◆ Prompt: Filter the entries for the string "this". Copy each line that has it.

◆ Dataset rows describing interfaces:
# # # #

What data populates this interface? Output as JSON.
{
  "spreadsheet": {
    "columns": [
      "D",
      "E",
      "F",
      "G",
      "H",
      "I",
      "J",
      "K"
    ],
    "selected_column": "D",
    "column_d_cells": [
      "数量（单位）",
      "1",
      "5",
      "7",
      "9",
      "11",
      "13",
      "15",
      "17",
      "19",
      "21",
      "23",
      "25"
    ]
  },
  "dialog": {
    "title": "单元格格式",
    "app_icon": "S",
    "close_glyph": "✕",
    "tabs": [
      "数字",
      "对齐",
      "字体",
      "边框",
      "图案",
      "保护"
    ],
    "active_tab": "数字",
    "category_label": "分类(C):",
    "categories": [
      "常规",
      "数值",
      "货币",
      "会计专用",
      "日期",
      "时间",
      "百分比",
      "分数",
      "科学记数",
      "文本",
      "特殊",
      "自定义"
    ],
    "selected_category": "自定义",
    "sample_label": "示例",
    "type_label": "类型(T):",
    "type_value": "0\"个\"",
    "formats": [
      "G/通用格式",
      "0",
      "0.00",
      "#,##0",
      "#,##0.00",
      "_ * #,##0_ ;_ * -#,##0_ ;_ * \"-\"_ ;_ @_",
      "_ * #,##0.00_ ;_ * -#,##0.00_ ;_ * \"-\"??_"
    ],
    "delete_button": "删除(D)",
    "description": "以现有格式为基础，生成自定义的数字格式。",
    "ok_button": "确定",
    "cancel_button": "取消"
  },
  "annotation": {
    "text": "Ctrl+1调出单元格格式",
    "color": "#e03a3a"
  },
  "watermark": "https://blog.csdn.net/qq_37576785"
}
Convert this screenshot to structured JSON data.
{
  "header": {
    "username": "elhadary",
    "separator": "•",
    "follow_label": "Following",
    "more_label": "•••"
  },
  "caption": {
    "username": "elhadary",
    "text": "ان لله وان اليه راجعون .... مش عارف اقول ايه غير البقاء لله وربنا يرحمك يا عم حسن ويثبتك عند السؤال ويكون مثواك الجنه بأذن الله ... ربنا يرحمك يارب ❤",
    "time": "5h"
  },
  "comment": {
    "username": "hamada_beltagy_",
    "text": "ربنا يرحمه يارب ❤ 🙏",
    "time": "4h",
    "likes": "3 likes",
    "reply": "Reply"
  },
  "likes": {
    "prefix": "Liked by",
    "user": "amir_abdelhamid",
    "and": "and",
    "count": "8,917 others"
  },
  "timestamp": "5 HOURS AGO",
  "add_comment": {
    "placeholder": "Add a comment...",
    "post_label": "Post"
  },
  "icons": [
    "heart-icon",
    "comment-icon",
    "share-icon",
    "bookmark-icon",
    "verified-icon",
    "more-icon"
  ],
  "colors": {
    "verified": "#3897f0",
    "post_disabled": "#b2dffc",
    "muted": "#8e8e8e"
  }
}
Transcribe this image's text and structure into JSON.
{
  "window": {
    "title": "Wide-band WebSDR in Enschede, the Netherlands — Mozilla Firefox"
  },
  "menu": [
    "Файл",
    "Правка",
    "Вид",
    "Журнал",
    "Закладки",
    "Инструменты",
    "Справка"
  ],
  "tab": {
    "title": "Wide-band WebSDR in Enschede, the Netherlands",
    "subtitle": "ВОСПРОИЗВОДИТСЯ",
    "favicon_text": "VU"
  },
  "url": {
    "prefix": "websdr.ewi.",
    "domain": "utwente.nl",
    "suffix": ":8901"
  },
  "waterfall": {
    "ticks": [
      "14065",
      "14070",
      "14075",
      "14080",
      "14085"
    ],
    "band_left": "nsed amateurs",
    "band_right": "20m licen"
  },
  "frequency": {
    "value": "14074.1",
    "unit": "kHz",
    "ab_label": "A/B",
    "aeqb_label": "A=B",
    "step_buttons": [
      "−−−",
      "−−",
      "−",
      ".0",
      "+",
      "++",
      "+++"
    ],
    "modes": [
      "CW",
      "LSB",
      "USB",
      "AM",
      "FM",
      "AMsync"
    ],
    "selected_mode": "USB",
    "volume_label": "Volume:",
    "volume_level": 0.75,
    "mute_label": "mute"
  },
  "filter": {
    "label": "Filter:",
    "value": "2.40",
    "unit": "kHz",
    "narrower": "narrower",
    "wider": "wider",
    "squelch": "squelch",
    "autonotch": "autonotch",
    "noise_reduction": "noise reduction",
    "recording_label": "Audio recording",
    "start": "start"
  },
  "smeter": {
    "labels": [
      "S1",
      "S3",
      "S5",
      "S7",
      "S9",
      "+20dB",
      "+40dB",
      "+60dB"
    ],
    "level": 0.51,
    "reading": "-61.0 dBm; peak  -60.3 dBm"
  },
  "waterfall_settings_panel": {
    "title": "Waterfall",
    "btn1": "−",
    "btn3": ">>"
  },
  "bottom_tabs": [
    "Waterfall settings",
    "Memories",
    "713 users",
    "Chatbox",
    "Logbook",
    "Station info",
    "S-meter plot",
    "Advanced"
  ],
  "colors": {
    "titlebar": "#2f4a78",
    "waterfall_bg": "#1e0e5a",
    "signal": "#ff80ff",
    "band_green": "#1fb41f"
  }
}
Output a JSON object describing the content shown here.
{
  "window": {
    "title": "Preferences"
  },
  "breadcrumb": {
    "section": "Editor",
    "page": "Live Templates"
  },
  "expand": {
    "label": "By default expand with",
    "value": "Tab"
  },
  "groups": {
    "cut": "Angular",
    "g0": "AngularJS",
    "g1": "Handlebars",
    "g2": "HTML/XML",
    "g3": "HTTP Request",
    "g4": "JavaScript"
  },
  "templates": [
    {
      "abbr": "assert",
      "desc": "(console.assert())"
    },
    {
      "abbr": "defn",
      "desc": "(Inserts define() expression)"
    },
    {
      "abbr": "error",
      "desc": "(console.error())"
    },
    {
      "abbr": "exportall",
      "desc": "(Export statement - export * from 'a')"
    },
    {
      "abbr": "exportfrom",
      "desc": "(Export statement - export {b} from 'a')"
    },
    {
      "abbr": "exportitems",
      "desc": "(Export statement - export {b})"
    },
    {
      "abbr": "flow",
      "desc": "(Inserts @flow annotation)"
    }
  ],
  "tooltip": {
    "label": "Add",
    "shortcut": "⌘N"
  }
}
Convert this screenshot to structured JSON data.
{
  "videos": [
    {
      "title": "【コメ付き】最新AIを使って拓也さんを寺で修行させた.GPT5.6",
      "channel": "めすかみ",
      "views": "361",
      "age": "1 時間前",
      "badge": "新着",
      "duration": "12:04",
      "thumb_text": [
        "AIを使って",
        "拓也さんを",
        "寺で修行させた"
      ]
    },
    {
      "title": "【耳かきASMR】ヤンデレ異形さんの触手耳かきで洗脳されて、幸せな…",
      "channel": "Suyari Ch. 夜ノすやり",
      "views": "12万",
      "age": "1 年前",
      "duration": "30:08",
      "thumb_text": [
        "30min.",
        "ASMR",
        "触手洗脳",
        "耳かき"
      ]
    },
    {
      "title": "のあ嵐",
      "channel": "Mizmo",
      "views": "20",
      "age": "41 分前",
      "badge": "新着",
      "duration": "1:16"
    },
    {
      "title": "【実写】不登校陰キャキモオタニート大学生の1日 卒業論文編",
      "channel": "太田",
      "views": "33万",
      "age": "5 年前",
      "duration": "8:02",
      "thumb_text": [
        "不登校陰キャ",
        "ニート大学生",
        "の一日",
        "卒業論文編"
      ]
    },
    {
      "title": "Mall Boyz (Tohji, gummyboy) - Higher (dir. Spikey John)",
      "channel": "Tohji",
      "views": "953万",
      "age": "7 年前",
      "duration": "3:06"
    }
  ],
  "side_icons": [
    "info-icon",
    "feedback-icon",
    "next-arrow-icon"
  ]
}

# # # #

◆ Problem solution:
What data populates this interface? Output as JSON.
Convert this screenshot to structured JSON data.
Transcribe this image's text and structure into JSON.
Convert this screenshot to structured JSON data.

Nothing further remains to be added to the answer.